Despite being one of the most common forms of arthritis afflicting adults, optimal care of patients with gout including treatment of acute attacks as well as long-term management is not always achieved.
By Drs. Kam Shojania and Neda Amiri on March 31, 2015
Gout is one of the most common forms of arthritis, affecting 1.4% of the population. Primary care physicians diagnose and manage most patients with gout. While the gold standard for diagnosing gout is visualization of monosodium urate crystals (MSU) in joint fluid under polarization microscopy, this is not always the case.
By Dr. Richard Kendall on January 20, 2015

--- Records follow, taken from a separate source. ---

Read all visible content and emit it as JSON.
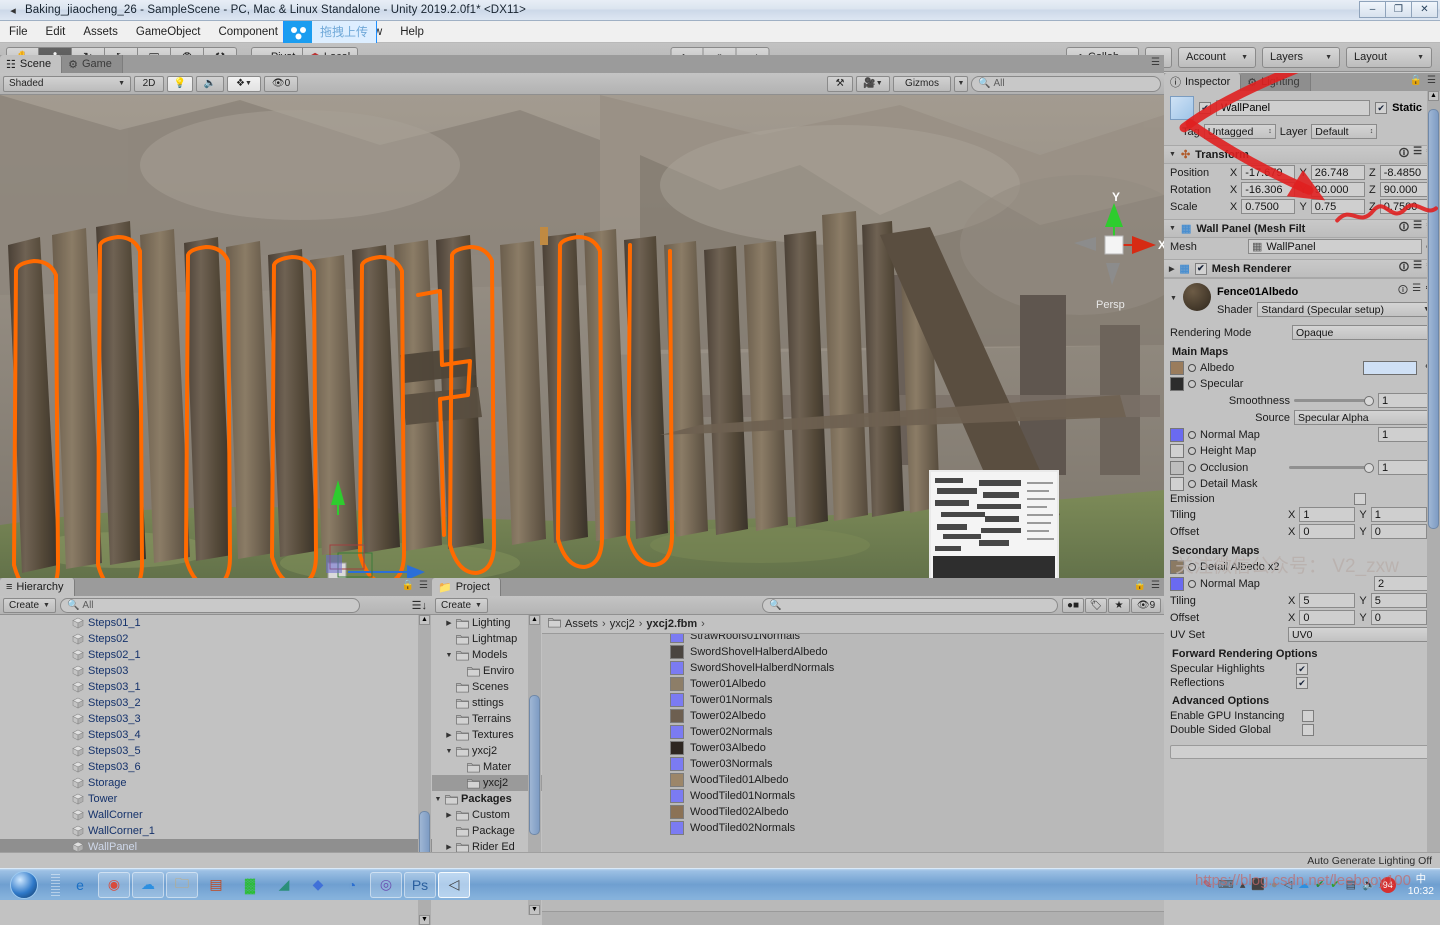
{
  "window": {
    "title": "Baking_jiaocheng_26 - SampleScene - PC, Mac & Linux Standalone - Unity 2019.2.0f1* <DX11>",
    "app_icon": "unity-icon",
    "minimize": "–",
    "maximize": "❐",
    "close": "✕"
  },
  "menu": {
    "items": [
      "File",
      "Edit",
      "Assets",
      "GameObject",
      "Component",
      "w",
      "Help"
    ],
    "plugin": {
      "icon": "baidu-netdisk-icon",
      "label": "拖拽上传"
    }
  },
  "toolbar": {
    "tools": [
      {
        "name": "hand-tool",
        "glyph": "✋"
      },
      {
        "name": "move-tool",
        "glyph": "✤"
      },
      {
        "name": "rotate-tool",
        "glyph": "↻"
      },
      {
        "name": "scale-tool",
        "glyph": "⤡"
      },
      {
        "name": "rect-tool",
        "glyph": "▣"
      },
      {
        "name": "transform-tool",
        "glyph": "❂"
      },
      {
        "name": "custom-tool",
        "glyph": "⚒"
      }
    ],
    "active_tool_index": 1,
    "pivot_label": "Pivot",
    "local_label": "Local",
    "play": "▶",
    "pause": "⏸",
    "step": "⏭",
    "collab_label": "Collab",
    "cloud_icon": "cloud-icon",
    "account_label": "Account",
    "layers_label": "Layers",
    "layout_label": "Layout"
  },
  "scene": {
    "tabs": [
      {
        "label": "Scene",
        "icon": "scene-icon",
        "active": true
      },
      {
        "label": "Game",
        "icon": "game-icon",
        "active": false
      }
    ],
    "draw_mode": "Shaded",
    "two_d": "2D",
    "lighting_icon": "light-bulb-icon",
    "audio_icon": "speaker-icon",
    "fx_icon": "effects-icon",
    "hidden_count": "0",
    "gizmos_label": "Gizmos",
    "search_placeholder": "All",
    "camera_icon": "camera-icon",
    "tools_icon": "wrench-icon",
    "axis_gizmo": {
      "y": "Y",
      "x": "X",
      "mode": "Persp"
    }
  },
  "hierarchy": {
    "tab_label": "Hierarchy",
    "tab_icon": "hierarchy-icon",
    "create_label": "Create",
    "search_placeholder": "All",
    "items": [
      {
        "label": "Steps01_1",
        "selected": false
      },
      {
        "label": "Steps02",
        "selected": false
      },
      {
        "label": "Steps02_1",
        "selected": false
      },
      {
        "label": "Steps03",
        "selected": false
      },
      {
        "label": "Steps03_1",
        "selected": false
      },
      {
        "label": "Steps03_2",
        "selected": false
      },
      {
        "label": "Steps03_3",
        "selected": false
      },
      {
        "label": "Steps03_4",
        "selected": false
      },
      {
        "label": "Steps03_5",
        "selected": false
      },
      {
        "label": "Steps03_6",
        "selected": false
      },
      {
        "label": "Storage",
        "selected": false
      },
      {
        "label": "Tower",
        "selected": false
      },
      {
        "label": "WallCorner",
        "selected": false
      },
      {
        "label": "WallCorner_1",
        "selected": false
      },
      {
        "label": "WallPanel",
        "selected": true
      }
    ]
  },
  "project": {
    "tab_label": "Project",
    "tab_icon": "folder-icon",
    "create_label": "Create",
    "search_placeholder": "",
    "filter_icons": [
      "asset-label-icon",
      "tag-icon",
      "favorite-icon",
      "hidden-icon"
    ],
    "hidden_count": "9",
    "breadcrumb": [
      "Assets",
      "yxcj2",
      "yxcj2.fbm"
    ],
    "tree": [
      {
        "label": "Lighting",
        "depth": 1,
        "arrow": "▶",
        "bold": false,
        "selected": false,
        "clipped": true
      },
      {
        "label": "Lightmap",
        "depth": 1,
        "arrow": "",
        "bold": false,
        "selected": false
      },
      {
        "label": "Models",
        "depth": 1,
        "arrow": "▼",
        "bold": false,
        "selected": false
      },
      {
        "label": "Enviro",
        "depth": 2,
        "arrow": "",
        "bold": false,
        "selected": false
      },
      {
        "label": "Scenes",
        "depth": 1,
        "arrow": "",
        "bold": false,
        "selected": false
      },
      {
        "label": "sttings",
        "depth": 1,
        "arrow": "",
        "bold": false,
        "selected": false
      },
      {
        "label": "Terrains",
        "depth": 1,
        "arrow": "",
        "bold": false,
        "selected": false
      },
      {
        "label": "Textures",
        "depth": 1,
        "arrow": "▶",
        "bold": false,
        "selected": false
      },
      {
        "label": "yxcj2",
        "depth": 1,
        "arrow": "▼",
        "bold": false,
        "selected": false
      },
      {
        "label": "Mater",
        "depth": 2,
        "arrow": "",
        "bold": false,
        "selected": false
      },
      {
        "label": "yxcj2",
        "depth": 2,
        "arrow": "",
        "bold": false,
        "selected": true
      },
      {
        "label": "Packages",
        "depth": 0,
        "arrow": "▼",
        "bold": true,
        "selected": false
      },
      {
        "label": "Custom",
        "depth": 1,
        "arrow": "▶",
        "bold": false,
        "selected": false
      },
      {
        "label": "Package",
        "depth": 1,
        "arrow": "",
        "bold": false,
        "selected": false
      },
      {
        "label": "Rider Ed",
        "depth": 1,
        "arrow": "▶",
        "bold": false,
        "selected": false
      }
    ],
    "files": [
      {
        "label": "StrawRoofs01Normals",
        "swatch": "#7b7bf2",
        "clipped": true
      },
      {
        "label": "SwordShovelHalberdAlbedo",
        "swatch": "#4a4540"
      },
      {
        "label": "SwordShovelHalberdNormals",
        "swatch": "#7b7bf2"
      },
      {
        "label": "Tower01Albedo",
        "swatch": "#8d7e68"
      },
      {
        "label": "Tower01Normals",
        "swatch": "#7b7bf2"
      },
      {
        "label": "Tower02Albedo",
        "swatch": "#6d5f50"
      },
      {
        "label": "Tower02Normals",
        "swatch": "#7b7bf2"
      },
      {
        "label": "Tower03Albedo",
        "swatch": "#2e2722"
      },
      {
        "label": "Tower03Normals",
        "swatch": "#7b7bf2"
      },
      {
        "label": "WoodTiled01Albedo",
        "swatch": "#9c8669"
      },
      {
        "label": "WoodTiled01Normals",
        "swatch": "#7b7bf2"
      },
      {
        "label": "WoodTiled02Albedo",
        "swatch": "#8b7256"
      },
      {
        "label": "WoodTiled02Normals",
        "swatch": "#7b7bf2"
      }
    ]
  },
  "inspector": {
    "tabs": [
      {
        "label": "Inspector",
        "icon": "info-icon",
        "active": true
      },
      {
        "label": "Lighting",
        "icon": "lighting-icon",
        "active": false
      }
    ],
    "lock_icon": "lock-icon",
    "menu_icon": "hamburger-icon",
    "object": {
      "enabled": true,
      "name": "WallPanel",
      "static_label": "Static",
      "static_checked": true,
      "tag_label": "Tag",
      "tag_value": "Untagged",
      "layer_label": "Layer",
      "layer_value": "Default"
    },
    "transform": {
      "title": "Transform",
      "icon": "transform-icon",
      "rows": [
        {
          "label": "Position",
          "x": "-17.679",
          "y": "26.748",
          "z": "-8.4850"
        },
        {
          "label": "Rotation",
          "x": "-16.306",
          "y": "90.000",
          "z": "90.000"
        },
        {
          "label": "Scale",
          "x": "0.7500",
          "y": "0.75",
          "z": "0.7500"
        }
      ]
    },
    "mesh_filter": {
      "title": "Wall Panel (Mesh Filt",
      "mesh_label": "Mesh",
      "mesh_value": "WallPanel"
    },
    "mesh_renderer": {
      "title": "Mesh Renderer",
      "enabled": true
    },
    "material": {
      "name": "Fence01Albedo",
      "shader_label": "Shader",
      "shader_value": "Standard (Specular setup)",
      "rendering_mode_label": "Rendering Mode",
      "rendering_mode_value": "Opaque",
      "main_maps_title": "Main Maps",
      "maps": [
        {
          "label": "Albedo",
          "swatch": "#9a7c5c",
          "type": "color",
          "color": "#cfe0f5"
        },
        {
          "label": "Specular",
          "swatch": "#2c2c2c",
          "type": "none"
        },
        {
          "label": "Smoothness",
          "type": "slider",
          "value": "1",
          "indent": true
        },
        {
          "label": "Source",
          "type": "dropdown",
          "value": "Specular Alpha",
          "indent": true
        },
        {
          "label": "Normal Map",
          "swatch": "#6a6af0",
          "type": "number",
          "value": "1"
        },
        {
          "label": "Height Map",
          "swatch": "#d0d0d0",
          "type": "none"
        },
        {
          "label": "Occlusion",
          "swatch": "#bdbdbd",
          "type": "slider",
          "value": "1"
        },
        {
          "label": "Detail Mask",
          "swatch": "#d0d0d0",
          "type": "none"
        },
        {
          "label": "Emission",
          "swatch": "",
          "type": "checkbox"
        }
      ],
      "tiling_label": "Tiling",
      "offset_label": "Offset",
      "main_tiling": {
        "x": "1",
        "y": "1"
      },
      "main_offset": {
        "x": "0",
        "y": "0"
      },
      "secondary_title": "Secondary Maps",
      "secondary_maps": [
        {
          "label": "Detail Albedo x2",
          "swatch": "#8b7a63"
        },
        {
          "label": "Normal Map",
          "swatch": "#6a6af0",
          "value": "2"
        }
      ],
      "secondary_tiling": {
        "x": "5",
        "y": "5"
      },
      "secondary_offset": {
        "x": "0",
        "y": "0"
      },
      "uv_set_label": "UV Set",
      "uv_set_value": "UV0",
      "forward_title": "Forward Rendering Options",
      "specular_highlights_label": "Specular Highlights",
      "specular_highlights_checked": true,
      "reflections_label": "Reflections",
      "reflections_checked": true,
      "advanced_title": "Advanced Options",
      "gpu_instancing_label": "Enable GPU Instancing",
      "gpu_instancing_checked": false,
      "double_sided_label": "Double Sided Global",
      "double_sided_checked": false
    },
    "axis_labels": {
      "x": "X",
      "y": "Y",
      "z": "Z"
    }
  },
  "statusbar": {
    "text": "Auto Generate Lighting Off"
  },
  "taskbar": {
    "start_icon": "windows-start-orb",
    "quicklaunch": [
      {
        "name": "internet-explorer-icon",
        "glyph": "e",
        "color": "#1a6fc4",
        "boxed": false
      },
      {
        "name": "google-chrome-icon",
        "glyph": "◉",
        "color": "#d84b3b",
        "boxed": true
      },
      {
        "name": "baidu-netdisk-icon",
        "glyph": "☁",
        "color": "#2d8fe0",
        "boxed": true
      },
      {
        "name": "file-explorer-icon",
        "glyph": "🗀",
        "color": "#e0a43a",
        "boxed": true
      },
      {
        "name": "winrar-icon",
        "glyph": "▤",
        "color": "#c04a22",
        "boxed": false
      },
      {
        "name": "qq-music-icon",
        "glyph": "▓",
        "color": "#23c023",
        "boxed": false
      },
      {
        "name": "app-green-icon",
        "glyph": "◢",
        "color": "#2b8f7a",
        "boxed": false
      },
      {
        "name": "app-blue-kite-icon",
        "glyph": "◆",
        "color": "#4070d8",
        "boxed": false
      },
      {
        "name": "app-swirl-icon",
        "glyph": "◔",
        "color": "#2c6fd0",
        "boxed": false
      },
      {
        "name": "app-purple-icon",
        "glyph": "◎",
        "color": "#6a4fb0",
        "boxed": true
      },
      {
        "name": "photoshop-icon",
        "glyph": "Ps",
        "color": "#2a5f9e",
        "boxed": true
      },
      {
        "name": "unity-editor-icon",
        "glyph": "◁",
        "color": "#3a3a3a",
        "boxed": true,
        "active": true
      }
    ],
    "tray": [
      {
        "name": "notepad-icon",
        "glyph": "✎",
        "color": "#cc3333"
      },
      {
        "name": "keyboard-icon",
        "glyph": "⌨",
        "color": "#555"
      },
      {
        "name": "show-hidden-icon",
        "glyph": "▴",
        "color": "#444"
      },
      {
        "name": "usb-drive-icon",
        "glyph": "⬛",
        "color": "#2e8b3a"
      },
      {
        "name": "disc-icon",
        "glyph": "●",
        "color": "#888"
      },
      {
        "name": "unity-hub-icon",
        "glyph": "◁",
        "color": "#555"
      },
      {
        "name": "netdisk-tray-icon",
        "glyph": "☁",
        "color": "#2d8fe0"
      },
      {
        "name": "usb-safe-remove-icon",
        "glyph": "✔",
        "color": "#2e8b3a"
      },
      {
        "name": "security-icon",
        "glyph": "✔",
        "color": "#2fa02f"
      },
      {
        "name": "network-icon",
        "glyph": "▤",
        "color": "#444"
      },
      {
        "name": "volume-icon",
        "glyph": "🔊",
        "color": "#444"
      },
      {
        "name": "update-badge-icon",
        "glyph": "94",
        "color": "#d63030"
      }
    ],
    "clock_time": "10:32",
    "clock_ime": "中"
  },
  "watermarks": {
    "wechat": "关注微信公众号：  V2_zxw",
    "csdn": "https://blog.csdn.net/leebooy100"
  }
}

Arthroscopy is often thought of as an effective, low morbidity procedure for the treatment of arthritis, symptomatic meniscus tears, or possible intra-articular loose bodies. The question is however, “Is arthroscopy effective in the treatment of arthritis or degenerative meniscus tears?”
By Drs. Kam Shojania and Neda Amiri on January 21, 2014
The Canadian Rheumatology Association (CRA), American College of Rheumatology (ACR), and European League against Rheumatism (EULAR)7 have put forward revised guidelines in the recent years in their treatment approaches for rheumatoid arthritis. More than ever there is an emphasis on early diagnosis and appropriate treatment with disease-modifying anti-rheumatic drugs (DMARDs).
By Drs. Kam Shojania and Neda Amiri on September 23, 2013
Rheumatoid arthritis has been described to be associated with an increased risk of cardiovascular disease. This risk appears to be multifactorial in nature. However, there is emerging evidence that glucocorticoids play a role.
By Dr. Ran Goldman on January 21, 2013
Acute limping is a very common chief complaint among children visiting a clinic. When children with a limp present to you, always consider the possibility of septic arthritis. How can one differentiate between transient synovitis and septic arthritis?